Lionel takes it upon himself to investigate. He gets captured by some hoods. Off screen, of course. This is another scene where we have to fill in the gaps. Jim discovers where he has gone. When he gets there, he stops to watch a trained seal act. So do we--for about two minutes, which makes skipping Lionel’s capture and his sparring with Jim strange omissions. As if we would rather watch seals play harmonicas. Maybe during Glee, but not this show. Jim rescues Lionel from the backroom. They discover a replica of the boardroom there, too, with mannequins and a gatlin gun set to kill everyone.

Two of the mannequins are hoods in disguise. They fight Jim and Lionel, knock them unconscious, and tie them up in a predicament in which a large cross bow will skewer them both when a candle burns through a rope around the trigger. At least that is what I think happened. We go to commercial once the two fake mannequins begin moving. When we come back, Jim and Lionel are tied up in front of the crossbow. You may fill in the gaps as you see fit.

They escape in time to rescue the board members from--Bronston. Yes, it turns out the too obvious choice to be the villain was the villain anyway. What is more, she killed off her brother so she could become chairman a while back because she thought he was too much of a weinie to run a munitions manufacturer. She introduced the stock scheme, but when the other board members did not go for it, she killed them, too. Now she is planning to kill everyone. She does not get the chance, though. She falls down an open elevator shaft. Hey, why not? Nothing elsehere makes sense.

No one finds it odd she was the only board member not present when the monkey threw the grenade.
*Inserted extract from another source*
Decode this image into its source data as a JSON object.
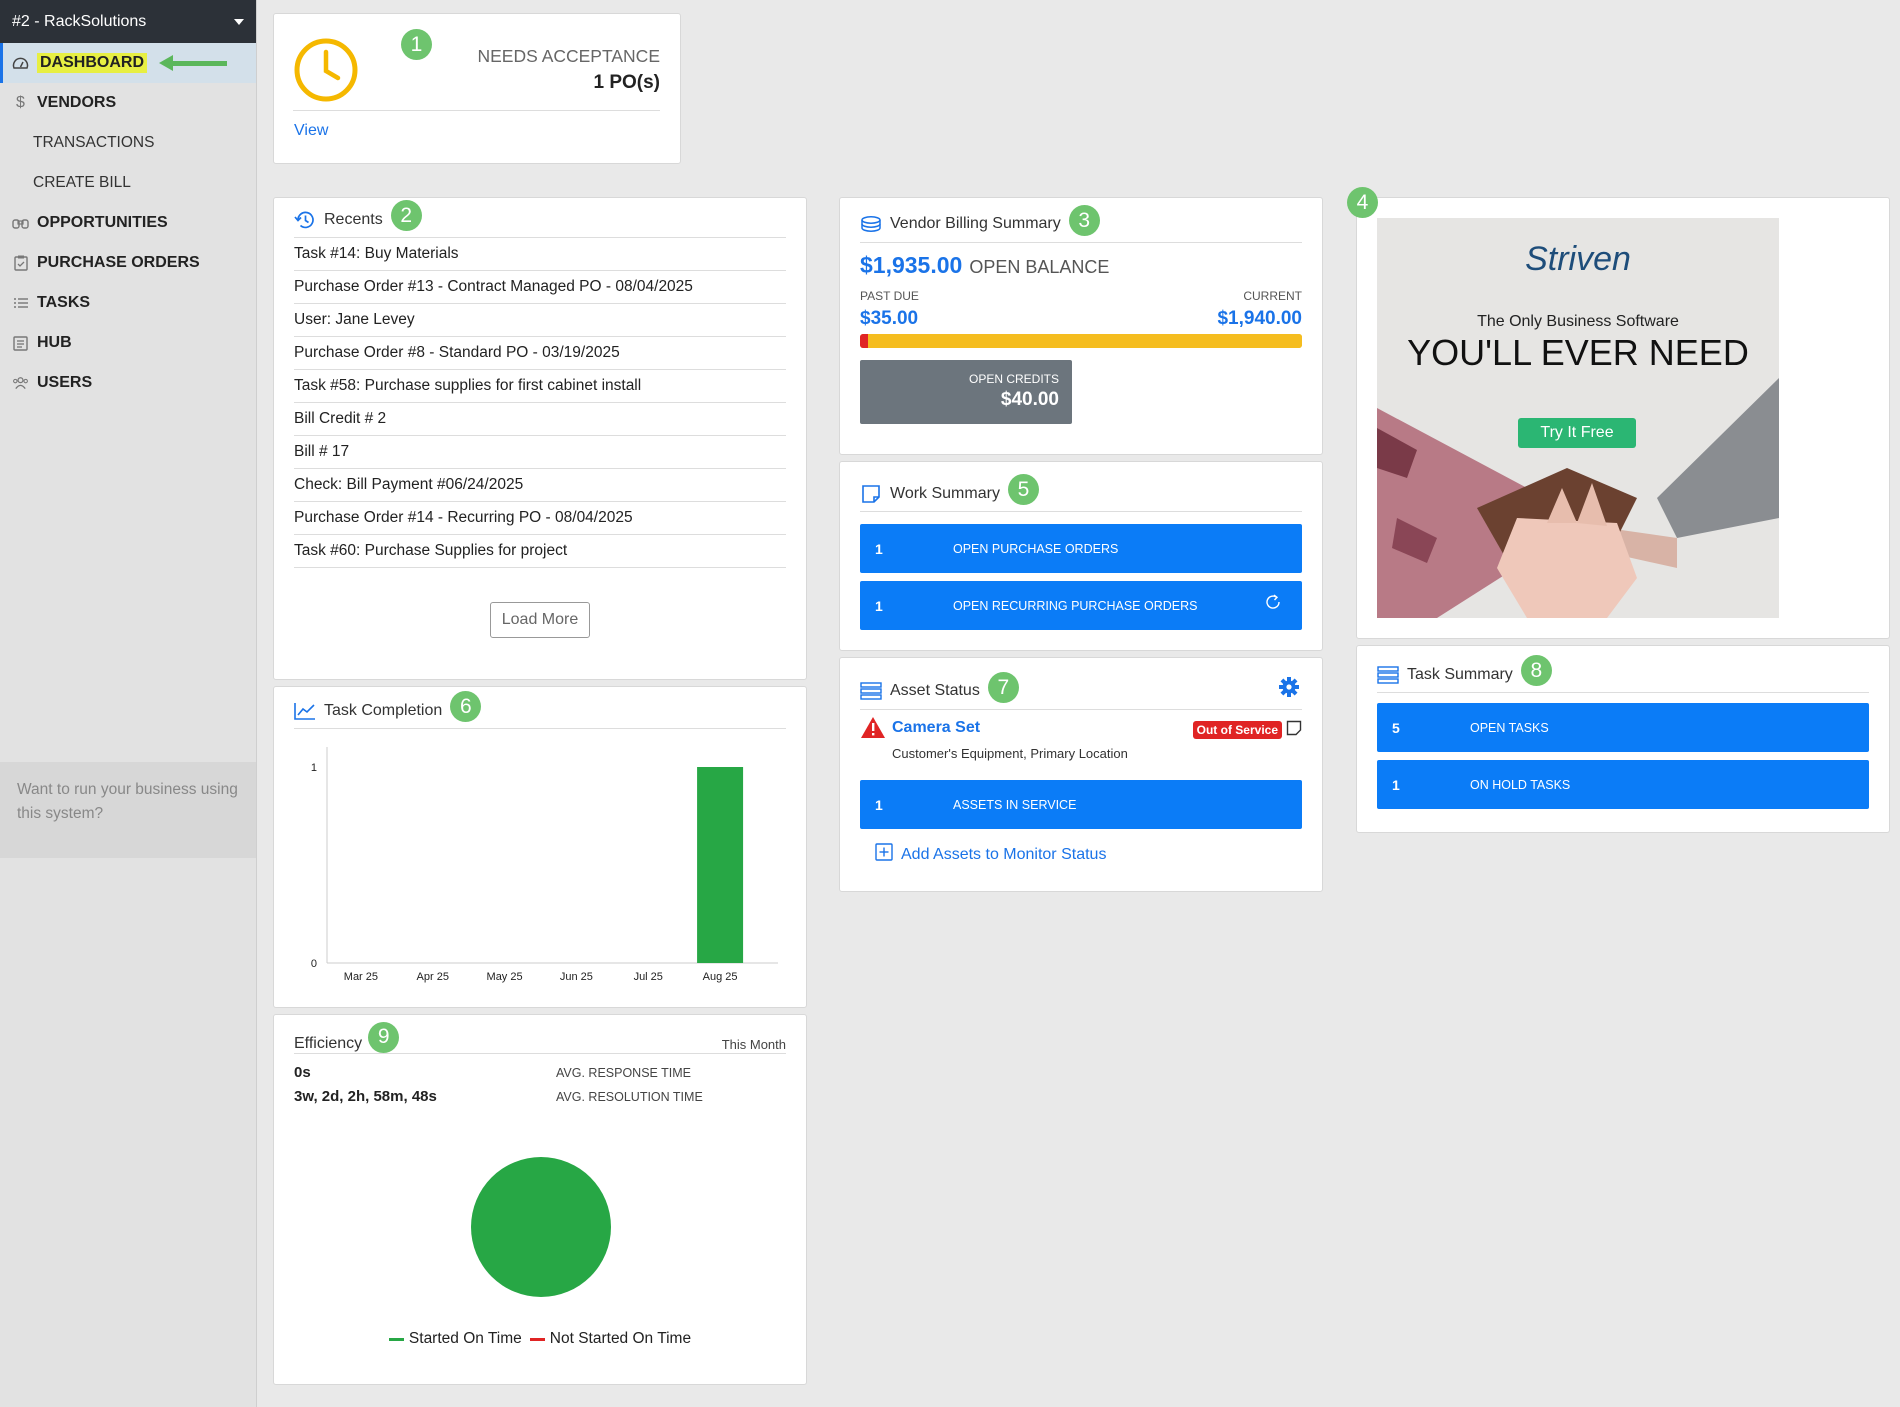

No one thought it was odd she told Jim she wanted them all to die. Apparently, no one was going to think it was odd the entire board was slaughtered by a gatlin gun, leaving Bronston as the sole survivor and owner of the company because--lo and behold,--she was not in the boardroom then, either. Methinks no one thought this out very well.

Needless to say, “The Night of the Tycoons” is horrible. There is one saving grace. Singer Jo Sommers is a guest star as Lionel’s main squeeze. At one point, Jim sneaks into the Bronston mansion and, hiding on the balcony, listens to her sing an entire song. She has a lovely voice, but considering the huge chunks of action missing, I have to wonder why that was put in there rather than other vital stuff. Here is her biggest hit.Jim manhandles her character twice and makes a chauvinist joke about her staying in the kitchen. Was that a clumsy reference to this song? Considering Jim usually exhibits a chivalrous streak, maybe so.

Rating: * (out of 5)